The pair discussed plans on the same day that the Israeli government announced 600 new homes in three East Jerusalem settlements, in a clear sign that Netanyahu’s right-wing coalition sees Trump’s administration as uncritical of such moves.

“The president and the prime minister agreed to continue to closely consult on a range of regional issues, including addressing the threats posed by Iran,” the White House said in a statement on Sunday.

Trump’s predecessor Barack Obama was accused by Netanyahu of betrayal last month, when he refused to use his veto to block a United Nations Security Council resolution condemning settlements as illegal. The UK and New Zealand were among 14 other countries voting in agreement with the resolution.

By contrast, Trump has named pro-settlement lawyer David Friedman as his ambassador to Israel, and has said he will move the U.S. embassy from Tel Aviv to Jerusalem, despite both Israelis and Palestinians claiming the city as their capital.

Analysts have said the move would “shred” America’s credibility in the region and that it could trigger a new wave of Palestinian violence, but White House spokesman Sean Spicer said: “We are at the very beginning stages of even discussing this subject.”

BICOM chief executive James Sorene last week said Trump may opt for a compromise, relocating the U.S. Ambassador to work from Jerusalem, but not the embassy. A temporary block put on any embassy relocation by Obama in December expires in June.

Meanwhile, Israel announced 600 new settler homes in East Jerusalem, just hours after Trump’s inauguration. Jerusalem’s mayor Nir Barkat made clear that the announcement had been timed according to events in the U.S, saying: “We’ve been through eight tough years, with Obama pressuring to freeze construction.”

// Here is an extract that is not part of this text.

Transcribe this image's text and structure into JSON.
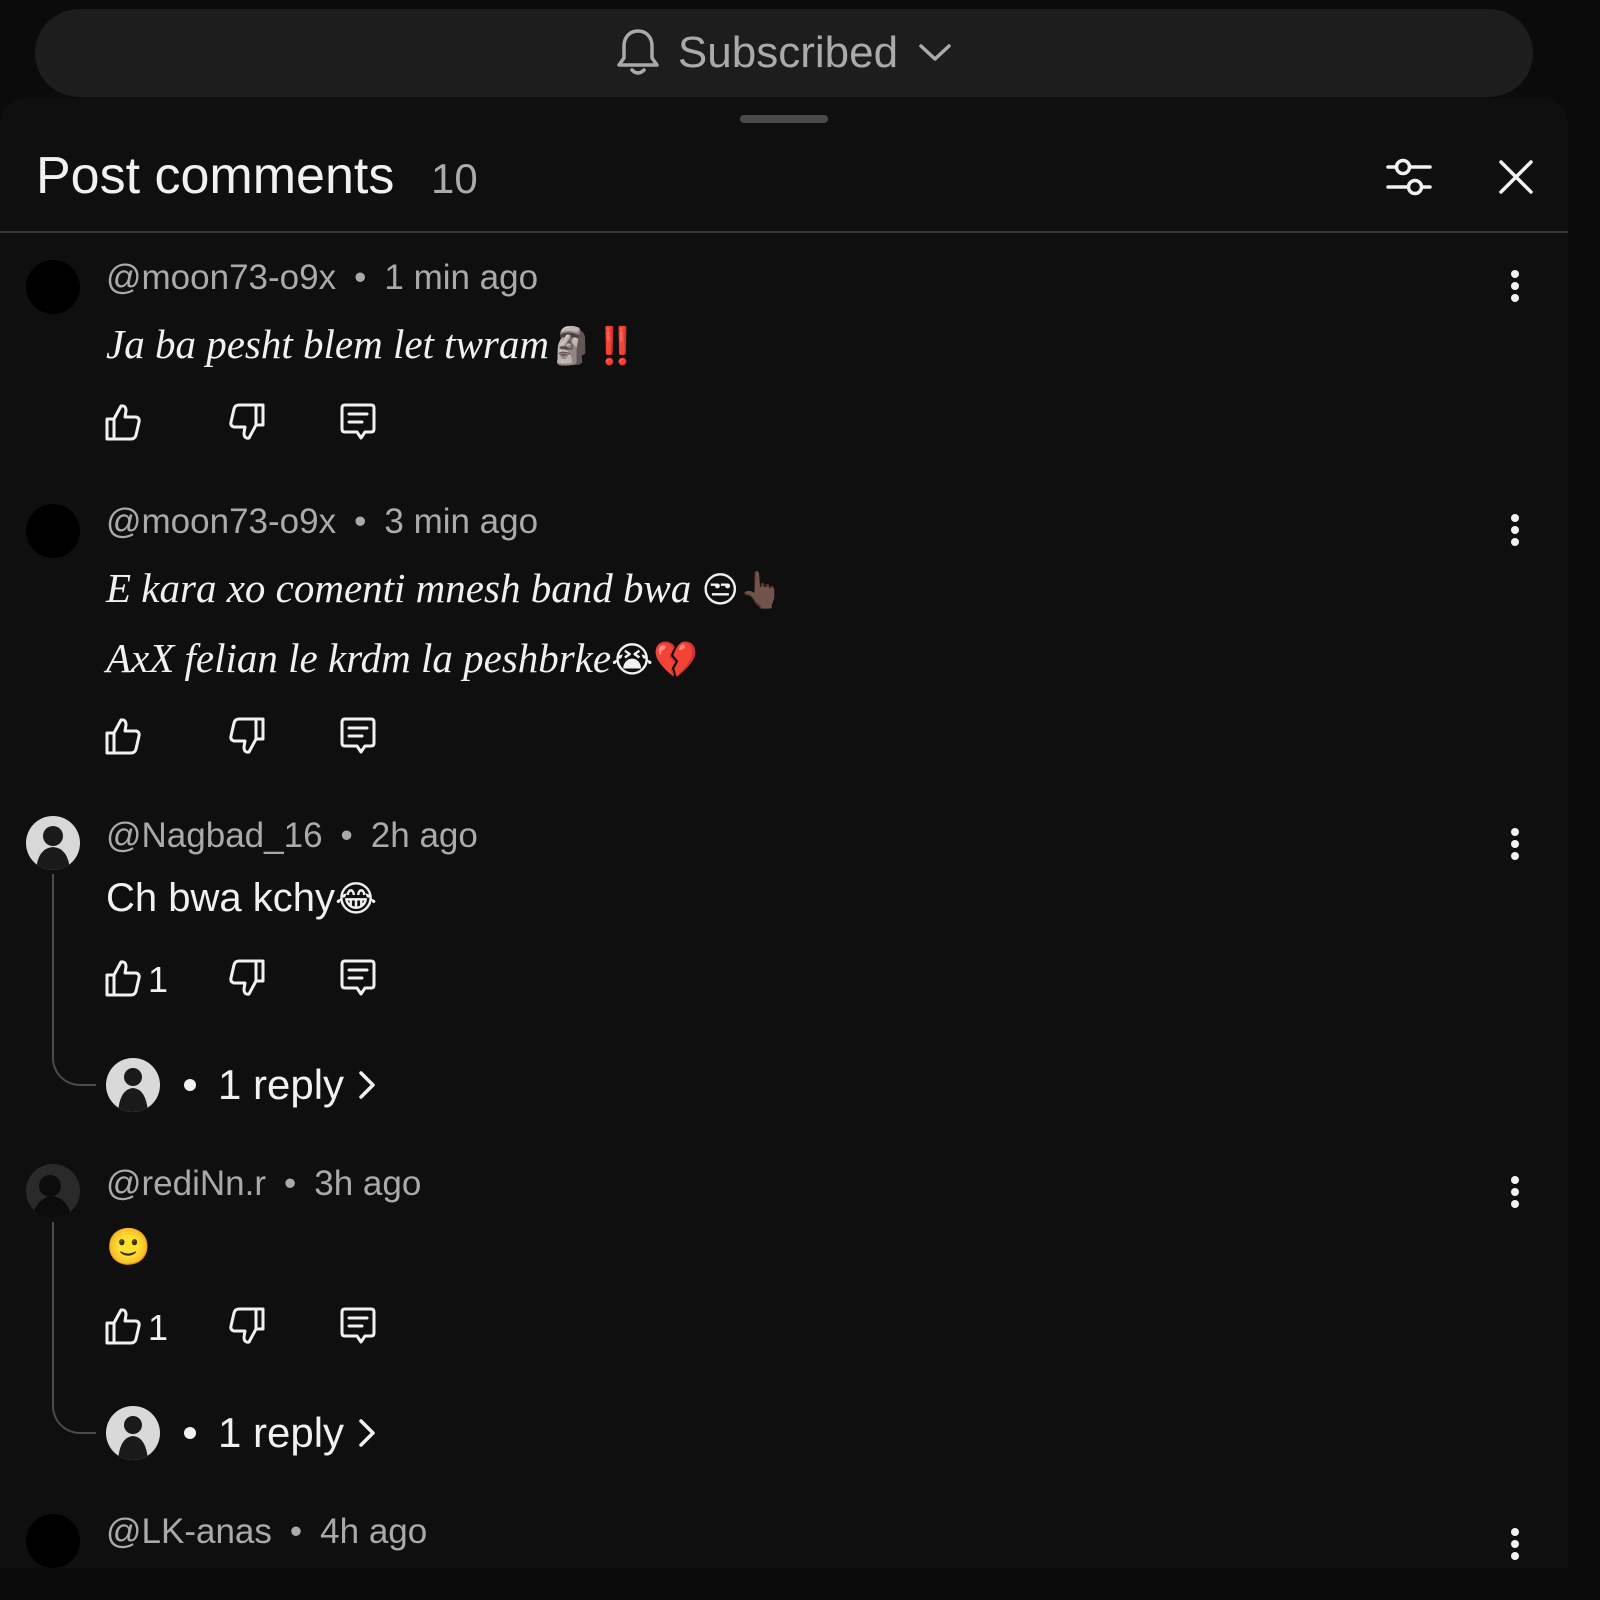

Jerusalem’s deputy mayor Meir Turgeman added: “The rules of the game have changed with Donald Trump’s arrival as president. We no longer have our hands tied… Now we can finally build.”